The German architect, who is part of Munich-based collective H5 Architekten, was asked to create the small garden pavilion in the grounds of a family home on the Spanish island.
"The clients are a big family who wanted to have a small retreat where one could withdraw from the main house – a place to relax and enjoy the surrounding nature and the beautiful ocean view," Bretschneider told Dezeen.
Due to the picturesque setting, Bretschneider decided that the structure should be as minimal as possible so as not to distract from the surroundings. To achieve this, he designed a floor and ceiling supported by a thin upright structure.
The architect had originally planned to use concrete and wood, but eventually went for steel to make the structure "more delicate". The two horizontal surfaces create a sandwich, framing views of the distant horizon.
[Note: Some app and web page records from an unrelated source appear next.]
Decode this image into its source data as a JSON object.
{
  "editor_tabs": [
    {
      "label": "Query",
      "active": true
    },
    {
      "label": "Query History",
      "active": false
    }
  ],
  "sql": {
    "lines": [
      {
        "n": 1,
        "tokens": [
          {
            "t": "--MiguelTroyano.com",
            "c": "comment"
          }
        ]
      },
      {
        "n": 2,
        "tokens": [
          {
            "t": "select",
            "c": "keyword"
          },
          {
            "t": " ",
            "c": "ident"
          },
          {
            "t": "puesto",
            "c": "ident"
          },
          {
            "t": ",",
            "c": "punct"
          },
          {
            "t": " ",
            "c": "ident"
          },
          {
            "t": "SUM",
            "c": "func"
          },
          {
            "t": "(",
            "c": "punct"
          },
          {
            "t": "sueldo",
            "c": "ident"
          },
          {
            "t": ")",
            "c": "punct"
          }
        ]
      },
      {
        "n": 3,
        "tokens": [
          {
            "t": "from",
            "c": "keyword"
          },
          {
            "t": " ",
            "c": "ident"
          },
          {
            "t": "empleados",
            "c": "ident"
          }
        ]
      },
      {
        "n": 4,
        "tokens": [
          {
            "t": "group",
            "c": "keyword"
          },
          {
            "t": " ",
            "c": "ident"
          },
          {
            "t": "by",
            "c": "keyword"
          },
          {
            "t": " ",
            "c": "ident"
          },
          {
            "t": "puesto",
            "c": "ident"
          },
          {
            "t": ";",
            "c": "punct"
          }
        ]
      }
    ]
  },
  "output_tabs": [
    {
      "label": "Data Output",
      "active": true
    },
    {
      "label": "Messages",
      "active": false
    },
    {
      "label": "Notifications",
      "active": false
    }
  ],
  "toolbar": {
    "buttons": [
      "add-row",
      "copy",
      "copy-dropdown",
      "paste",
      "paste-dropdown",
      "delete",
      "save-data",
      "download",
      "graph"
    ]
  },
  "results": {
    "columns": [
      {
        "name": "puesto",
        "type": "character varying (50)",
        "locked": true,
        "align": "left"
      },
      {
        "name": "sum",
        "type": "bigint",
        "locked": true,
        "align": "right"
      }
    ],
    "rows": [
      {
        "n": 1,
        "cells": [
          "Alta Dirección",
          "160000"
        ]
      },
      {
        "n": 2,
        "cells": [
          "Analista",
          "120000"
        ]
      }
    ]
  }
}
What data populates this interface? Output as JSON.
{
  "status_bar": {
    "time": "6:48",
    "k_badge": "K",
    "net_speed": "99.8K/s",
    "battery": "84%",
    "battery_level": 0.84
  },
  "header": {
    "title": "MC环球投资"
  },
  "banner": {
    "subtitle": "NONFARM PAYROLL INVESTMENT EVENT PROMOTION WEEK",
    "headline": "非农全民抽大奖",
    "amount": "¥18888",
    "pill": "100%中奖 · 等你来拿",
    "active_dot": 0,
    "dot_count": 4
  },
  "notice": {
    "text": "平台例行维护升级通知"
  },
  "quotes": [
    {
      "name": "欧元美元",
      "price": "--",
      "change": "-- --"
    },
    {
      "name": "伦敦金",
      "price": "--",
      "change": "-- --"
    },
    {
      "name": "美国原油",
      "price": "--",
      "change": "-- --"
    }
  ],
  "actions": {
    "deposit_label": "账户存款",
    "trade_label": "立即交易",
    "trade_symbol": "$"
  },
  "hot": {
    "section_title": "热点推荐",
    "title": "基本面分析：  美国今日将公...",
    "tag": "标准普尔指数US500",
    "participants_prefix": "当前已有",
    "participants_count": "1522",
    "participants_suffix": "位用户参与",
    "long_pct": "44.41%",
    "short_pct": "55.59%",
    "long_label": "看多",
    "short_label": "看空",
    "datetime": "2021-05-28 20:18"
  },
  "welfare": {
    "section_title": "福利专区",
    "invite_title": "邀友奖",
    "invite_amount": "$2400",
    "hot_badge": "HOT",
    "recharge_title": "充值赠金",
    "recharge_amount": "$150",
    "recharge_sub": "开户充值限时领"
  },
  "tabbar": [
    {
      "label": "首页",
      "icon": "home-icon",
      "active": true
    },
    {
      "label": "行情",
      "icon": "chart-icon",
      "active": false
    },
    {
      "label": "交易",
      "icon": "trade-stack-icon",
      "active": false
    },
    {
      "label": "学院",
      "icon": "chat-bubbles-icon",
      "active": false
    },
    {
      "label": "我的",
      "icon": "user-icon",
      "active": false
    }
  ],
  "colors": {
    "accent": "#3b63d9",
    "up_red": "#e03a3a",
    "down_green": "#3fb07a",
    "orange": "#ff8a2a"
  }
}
"I knew from the very beginning that it was important to find a simple and clear design so that the thoughts wouldn't be distracted by the architecture," said the architect. "Nevertheless the design should be modern and form a contrast to the surrounding setting."
To make the most of the viewpoint, Bretschneider chose a site on the edge of a steep embankment, allowing the pavilion to jut out over the edge.
From certain angles the structure seems to defy gravity, due to both the cantilevered deck, and the way the roof appears to barely touch the structure.
"That's how the idea was born – to create a frame that was both holding the ceiling and the floorplate," added Bretschneider. "Since the floorplate is also being held by the frame, we could let it protrude beyond the slope."
A handrail had to be installed for safety, so the designer embedded seamless sheets of glass into the floor. These have a minimal effect on the thin profile of the structure.
Although the platform is typically unfurnished it has room to set up a table and chairs. The westerly orientation also means that it is ideally placed to take advantage of the afternoon light.
"It is a place to retreat, a place for yoga or just to hang out and enjoy the evening sunset," concluded Bretschneider. "The view is breathtaking and the setting serene."
Other viewpoints that seem to defy gravity include a staircase by Close to Bone that climbs up in to the air. Also, Sturgess Architecture has designed Glacier Skywalk, a walkway that offers unique views of the Rocky mountains.
Photography is by the architect.